This was mostly the reason I had to play with my father, since I didn’t know any of the answers. Also, I wasn’t a fast typer, and I didn’t understand anything that was going on (I couldn’t even pronounce “prophylactic”, let alone try and buy one from the Quick-E-Mart). Plus it made the game more fun, because we could solve the problems together, get stuck together. I’d mostly direct him (boss him around) to finding how to get Larry to meet the girl of his dreams. I can’t imagine how my dad could have played this without breaking a sweat (“Dad, what’s Spanish Fly?”). The great part is the game was actually educational. Since it’s all text, it’s all reading.

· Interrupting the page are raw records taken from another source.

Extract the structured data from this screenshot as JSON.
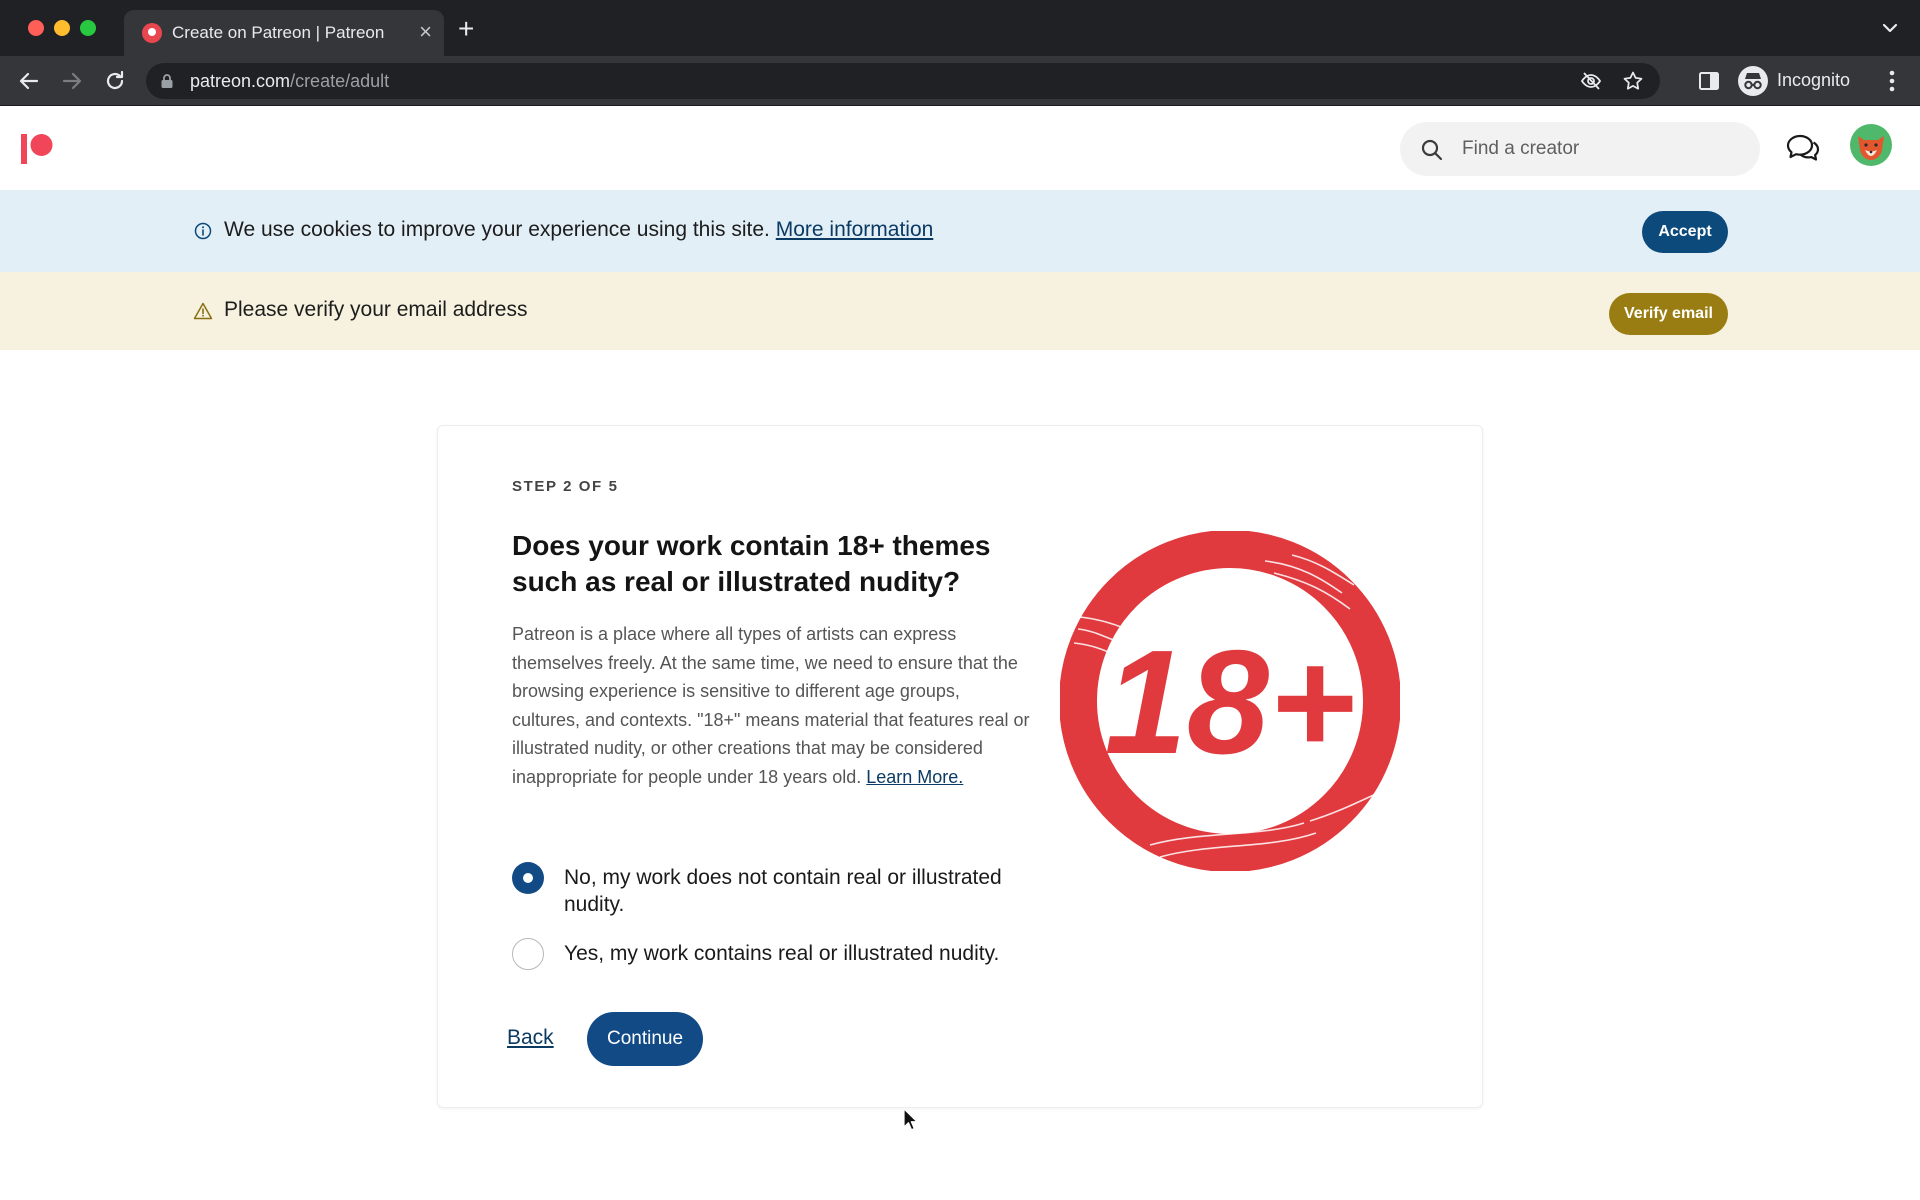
{
  "browser": {
    "tab_title": "Create on Patreon | Patreon",
    "tab_close": "×",
    "new_tab": "+",
    "url_host": "patreon.com",
    "url_path": "/create/adult",
    "profile_label": "Incognito"
  },
  "header": {
    "search_placeholder": "Find a creator",
    "icons": [
      "patreon-logo",
      "search-icon",
      "chat-icon",
      "user-avatar"
    ]
  },
  "cookie_banner": {
    "text": "We use cookies to improve your experience using this site.",
    "link": "More information",
    "button": "Accept"
  },
  "verify_banner": {
    "text": "Please verify your email address",
    "button": "Verify email"
  },
  "card": {
    "step": "STEP 2 OF 5",
    "headline": "Does your work contain 18+ themes such as real or illustrated nudity?",
    "description": "Patreon is a place where all types of artists can express themselves freely. At the same time, we need to ensure that the browsing experience is sensitive to different age groups, cultures, and contexts. \"18+\" means material that features real or illustrated nudity, or other creations that may be considered inappropriate for people under 18 years old.",
    "learn_more": "Learn More.",
    "badge_text": "18+",
    "options": [
      {
        "label": "No, my work does not contain real or illustrated nudity.",
        "selected": true
      },
      {
        "label": "Yes, my work contains real or illustrated nudity.",
        "selected": false
      }
    ],
    "back": "Back",
    "continue": "Continue"
  },
  "colors": {
    "brand_red": "#e0393e",
    "primary_navy": "#124a86",
    "cookie_bg": "#e3eff7",
    "verify_bg": "#f6f2df",
    "verify_button": "#9a7d12"
  }
}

What better for an eight-year-old than to do with his time?
Everything was very logical, but very humorous. Al Lowe was a master with the jokes, leaning on the ridiculous and silly (a bum in a barrel walking through the street, pocket lint in your inventory, the “boss key”). This is probably some of the reason my sense of humor is so warped. The subsequent sequels doubled up on this, especially with the variety of locations, pursuit by the KGB, and the “trite phrase” which we had endless fun with. Number three combined an adventure game with an arcade game, and had one of the greatest lines in humordom – “where’s my pants?”.
This was my first real exposure to pretending to be someone else in a video game. And as I write this, I realize that when being someone else, it’s got very little to do with the person and more to do with the environment and supporting characters. These are the things that make you feel like you’re there, that you’re doing something.
But Leisure Suit Larry wasn’t about being someone else. It was more like a comic novel or movie, like American Pie, where the pervert hero goes on a raunchy sex romp, and hilarity ensues as you accidentally tumble onto a dating game show, fall from an airplane, dance in a peacock outfit, save an island of topless natives from an evil doctor by crushing him with a piano, and follow a flying inflatable doll to the woman of your dreams (at the time). Funny mature games are few and far between these days – most are satirically dark like Grand Theft Auto or Destroy All Humans. I don’t think we’ll see anything as ridiculous, customizable, and laugh-out-loud funny like Larry Laffer again for a long time.